→ Problem details
Repeat the records below exactly, leaving out any pictures.

━━━

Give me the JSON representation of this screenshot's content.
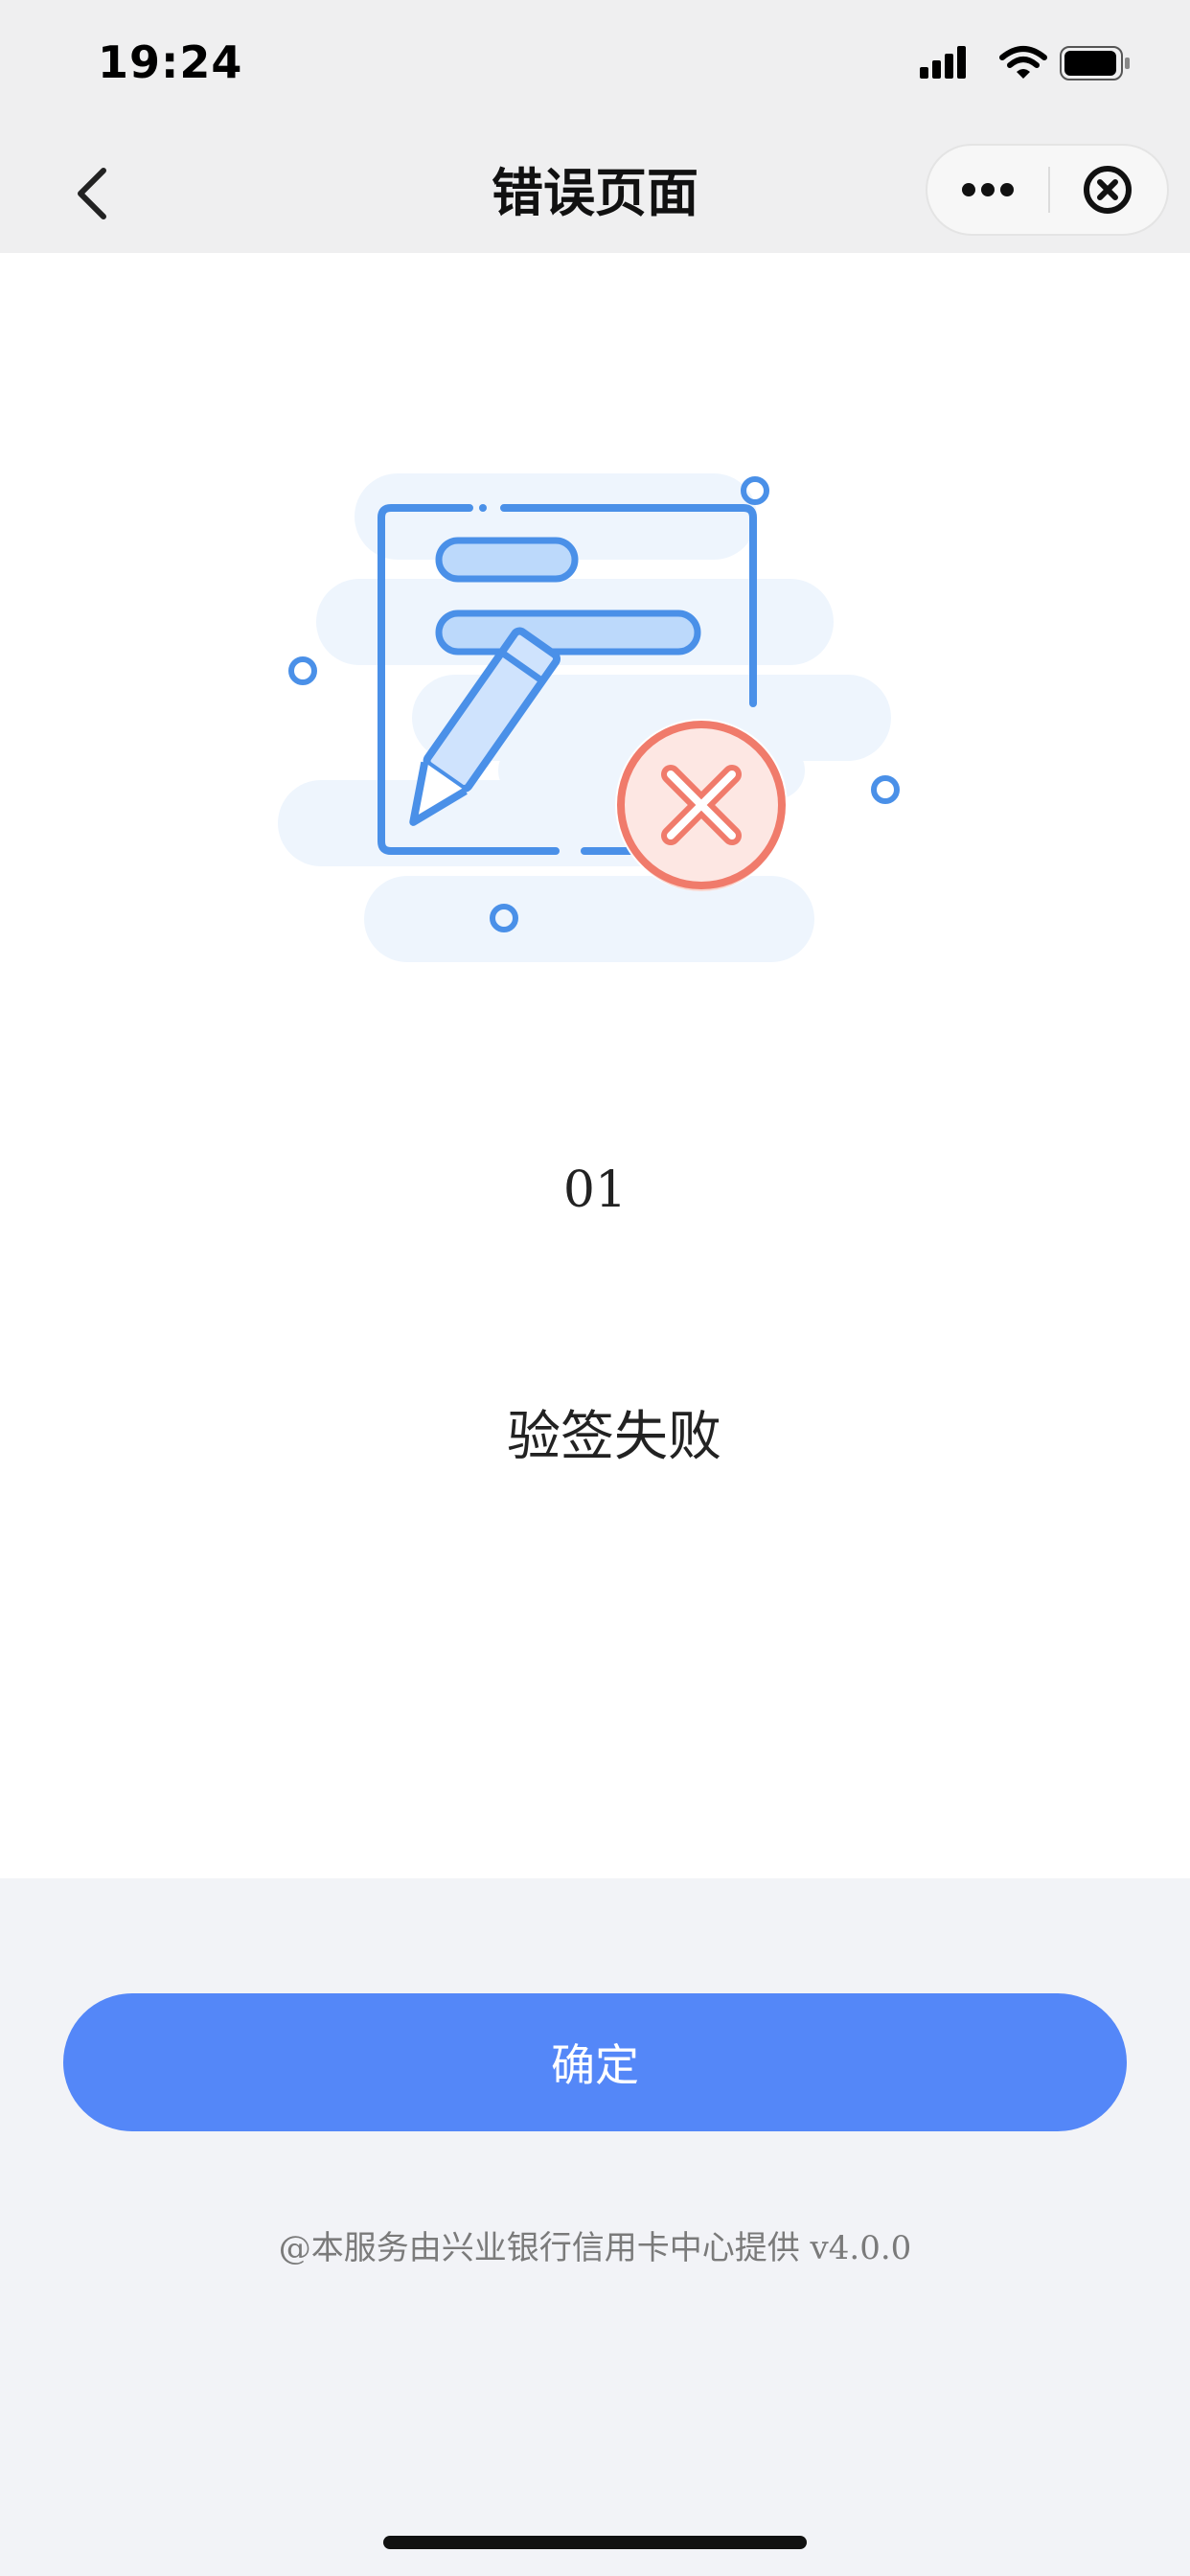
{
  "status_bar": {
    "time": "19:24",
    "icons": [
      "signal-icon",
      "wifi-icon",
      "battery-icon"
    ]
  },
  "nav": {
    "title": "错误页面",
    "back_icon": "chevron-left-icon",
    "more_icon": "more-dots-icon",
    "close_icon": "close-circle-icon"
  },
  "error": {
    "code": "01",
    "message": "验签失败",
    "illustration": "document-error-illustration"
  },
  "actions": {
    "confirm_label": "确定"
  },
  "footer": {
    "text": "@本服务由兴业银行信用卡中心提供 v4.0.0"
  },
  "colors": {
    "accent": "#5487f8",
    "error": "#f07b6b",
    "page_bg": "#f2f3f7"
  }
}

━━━

→ Solution
Give me the JSON representation of this screenshot's content.
{
  "status_bar": {
    "time": "19:24",
    "icons": [
      "signal-icon",
      "wifi-icon",
      "battery-icon"
    ]
  },
  "nav": {
    "title": "错误页面",
    "back_icon": "chevron-left-icon",
    "more_icon": "more-dots-icon",
    "close_icon": "close-circle-icon"
  },
  "error": {
    "code": "01",
    "message": "验签失败",
    "illustration": "document-error-illustration"
  },
  "actions": {
    "confirm_label": "确定"
  },
  "footer": {
    "text": "@本服务由兴业银行信用卡中心提供 v4.0.0"
  },
  "colors": {
    "accent": "#5487f8",
    "error": "#f07b6b",
    "page_bg": "#f2f3f7"
  }
}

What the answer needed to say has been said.